== DATA SHOWN ==
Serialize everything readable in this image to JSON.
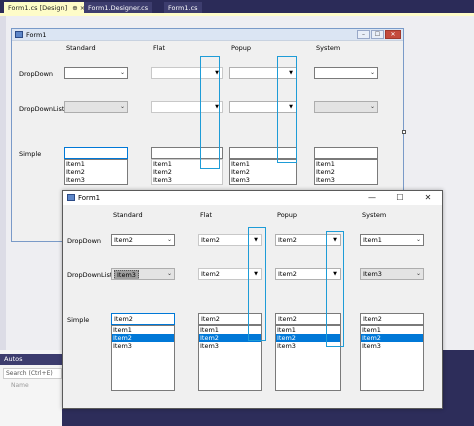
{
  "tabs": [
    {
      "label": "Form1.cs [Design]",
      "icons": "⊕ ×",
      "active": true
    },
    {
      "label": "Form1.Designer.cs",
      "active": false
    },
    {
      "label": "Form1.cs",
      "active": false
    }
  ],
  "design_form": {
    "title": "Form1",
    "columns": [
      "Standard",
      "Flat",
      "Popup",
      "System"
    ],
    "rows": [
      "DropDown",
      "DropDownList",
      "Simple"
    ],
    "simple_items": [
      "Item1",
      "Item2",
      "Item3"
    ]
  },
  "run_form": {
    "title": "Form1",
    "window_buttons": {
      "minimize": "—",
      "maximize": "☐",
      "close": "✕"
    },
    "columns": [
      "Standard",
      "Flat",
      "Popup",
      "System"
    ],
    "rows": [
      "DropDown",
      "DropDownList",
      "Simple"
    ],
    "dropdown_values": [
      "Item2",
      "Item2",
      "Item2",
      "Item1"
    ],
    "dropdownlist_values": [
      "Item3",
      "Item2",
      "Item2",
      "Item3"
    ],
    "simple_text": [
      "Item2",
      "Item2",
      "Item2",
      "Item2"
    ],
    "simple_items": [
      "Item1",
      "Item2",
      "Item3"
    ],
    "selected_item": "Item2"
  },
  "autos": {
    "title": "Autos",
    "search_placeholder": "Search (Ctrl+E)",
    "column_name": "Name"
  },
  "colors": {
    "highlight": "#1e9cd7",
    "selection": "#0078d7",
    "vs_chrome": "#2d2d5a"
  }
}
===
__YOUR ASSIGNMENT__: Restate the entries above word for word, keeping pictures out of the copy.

__EXERCISE ANSWER__:
Serialize everything readable in this image to JSON.
{
  "tabs": [
    {
      "label": "Form1.cs [Design]",
      "icons": "⊕ ×",
      "active": true
    },
    {
      "label": "Form1.Designer.cs",
      "active": false
    },
    {
      "label": "Form1.cs",
      "active": false
    }
  ],
  "design_form": {
    "title": "Form1",
    "columns": [
      "Standard",
      "Flat",
      "Popup",
      "System"
    ],
    "rows": [
      "DropDown",
      "DropDownList",
      "Simple"
    ],
    "simple_items": [
      "Item1",
      "Item2",
      "Item3"
    ]
  },
  "run_form": {
    "title": "Form1",
    "window_buttons": {
      "minimize": "—",
      "maximize": "☐",
      "close": "✕"
    },
    "columns": [
      "Standard",
      "Flat",
      "Popup",
      "System"
    ],
    "rows": [
      "DropDown",
      "DropDownList",
      "Simple"
    ],
    "dropdown_values": [
      "Item2",
      "Item2",
      "Item2",
      "Item1"
    ],
    "dropdownlist_values": [
      "Item3",
      "Item2",
      "Item2",
      "Item3"
    ],
    "simple_text": [
      "Item2",
      "Item2",
      "Item2",
      "Item2"
    ],
    "simple_items": [
      "Item1",
      "Item2",
      "Item3"
    ],
    "selected_item": "Item2"
  },
  "autos": {
    "title": "Autos",
    "search_placeholder": "Search (Ctrl+E)",
    "column_name": "Name"
  },
  "colors": {
    "highlight": "#1e9cd7",
    "selection": "#0078d7",
    "vs_chrome": "#2d2d5a"
  }
}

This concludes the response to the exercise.